Arma Fire Chief Mike McLeod ran out of the County Commission room and into the empty hallway and threw a fist into the air.

Arma Fire Chief Mike McLeod ran out of the County Commission room and into the empty hallway and threw a fist into the air.
Then, as Rural Fire District No. 2  board members filed out in the hall, McLeod greeted each one with high fives and handshakes.
It was a celebration that was a long time coming after four to five years of working to get a new fire station put into place for the district.
The Crawford County Commission put its seal of approval on a deal between RFD No. 2 and the city of Arma to put a fire station in Arma’s industrial park. It was a calm end to a long process that involved numerous negotiations and funding concerns.
Several years ago, the fire district was looking to build a new fire station and originally went to Arma city leaders. However, Arma officials did not want to foot the full cost of the fire station in case of financial constraints.
The RFD sought funding elsewhere, and it found that help from Craig Stokes of Franklin. Stokes wrote a grant proposal to USDA Rural Development and received a $50,000 grant and $673,300 as a low-interest loan. Plans were then to put the site in Franklin.
However, this spring, RFD officials began to get second thoughts about the Franklin site and went to Arma one more time to see about a possible deal. This time, Arma officials agreed to negotiate a deal to build the station in the Arma industrial park near U.S. 69 Highway.
An agreement was made for a 99-year contract between the two organizations, and Arma agreed to pay 25 percent of the mortgage and maintenance costs, as well as 100 percent of the utilities. However, County Commissioner Linda Grilz was concerned both about the length of the contract and how much Arma was paying.
According to McLeod, Arma receives “15-20 calls a year” while the RFD receives more than 100. Because of that, McLeod said the percentage agreements were more than fair. The entities did agree to revise the contract down to just 30 years. That version of the contract was approved by the county commission at Tuesday’s meeting.

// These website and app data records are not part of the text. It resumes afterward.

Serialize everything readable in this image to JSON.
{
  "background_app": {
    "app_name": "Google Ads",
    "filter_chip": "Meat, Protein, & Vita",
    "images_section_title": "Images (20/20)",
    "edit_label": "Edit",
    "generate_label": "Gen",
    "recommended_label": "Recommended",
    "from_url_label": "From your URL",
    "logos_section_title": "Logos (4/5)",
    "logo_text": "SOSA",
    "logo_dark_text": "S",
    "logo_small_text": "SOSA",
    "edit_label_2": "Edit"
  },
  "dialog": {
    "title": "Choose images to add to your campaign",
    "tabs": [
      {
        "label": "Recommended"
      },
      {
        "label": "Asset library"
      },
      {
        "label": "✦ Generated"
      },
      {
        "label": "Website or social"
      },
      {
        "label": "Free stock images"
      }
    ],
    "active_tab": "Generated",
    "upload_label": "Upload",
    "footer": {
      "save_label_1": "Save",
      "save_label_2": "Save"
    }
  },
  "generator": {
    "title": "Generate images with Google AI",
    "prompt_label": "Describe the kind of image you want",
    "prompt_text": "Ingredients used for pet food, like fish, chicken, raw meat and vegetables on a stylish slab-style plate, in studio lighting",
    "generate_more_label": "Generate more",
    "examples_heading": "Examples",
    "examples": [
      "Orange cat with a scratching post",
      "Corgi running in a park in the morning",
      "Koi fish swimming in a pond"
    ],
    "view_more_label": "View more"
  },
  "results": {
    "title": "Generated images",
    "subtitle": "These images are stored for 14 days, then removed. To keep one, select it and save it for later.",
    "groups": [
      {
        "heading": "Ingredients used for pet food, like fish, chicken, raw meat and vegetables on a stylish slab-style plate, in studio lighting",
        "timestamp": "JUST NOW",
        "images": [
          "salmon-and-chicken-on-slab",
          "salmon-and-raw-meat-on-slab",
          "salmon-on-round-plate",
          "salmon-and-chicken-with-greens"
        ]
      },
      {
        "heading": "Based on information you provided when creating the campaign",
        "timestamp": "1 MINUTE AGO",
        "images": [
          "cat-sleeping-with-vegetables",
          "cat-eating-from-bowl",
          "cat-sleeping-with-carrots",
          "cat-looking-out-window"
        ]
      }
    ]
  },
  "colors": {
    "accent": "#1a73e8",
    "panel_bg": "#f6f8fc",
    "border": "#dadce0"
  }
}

After the meeting, there was much rejoicing about the progress on the fire station, yet much work left to be done. McLeod said the paperwork would need to get approved, then the engineer would need to finish his work to get plans to the USDA Rural Development for approval before the project goes out for bid in the late summer or early fall.
“We’ve been working on this project for four years. We finally got the details worked out. I really think this is the best way to go for the whole district,” McLeod said. “It’s very exciting. I’m thrilled.”
County commissioners agreed that the contract was a positive step for the whole county.
“I’m so glad we could come to an agreement,” Grilz said. “After further discussion with the district fire chief, the 25 percent seemed fair. I’m pleased we could come to a 30-year agreement. It’s too difficult to see what would happen even 30 years from now.”
County Commissioner Bob Kmiec suggested that the RFD should have been moving forward earlier.
“This is long overdue,” Kmiec said. “This should have been done three weeks ago. Everybody’s happy now. We’ve got to get started so Rural Development can get their money spent.”
Finally, County Commissioner Ralph McGeorge described the situation as a “win-win-win” for all involved.
“I think it’s just an excellent deal working for 30 years. Arma came down to that. It’s a good situation for everybody,” McGeorge said. “We’re showing Topeka that we can get along down here, and we are, following the recommendations that have been made.”

Andrew Nash can be reached at andrew.nash@morningsun.net or by calling 231-2600 ext. 132.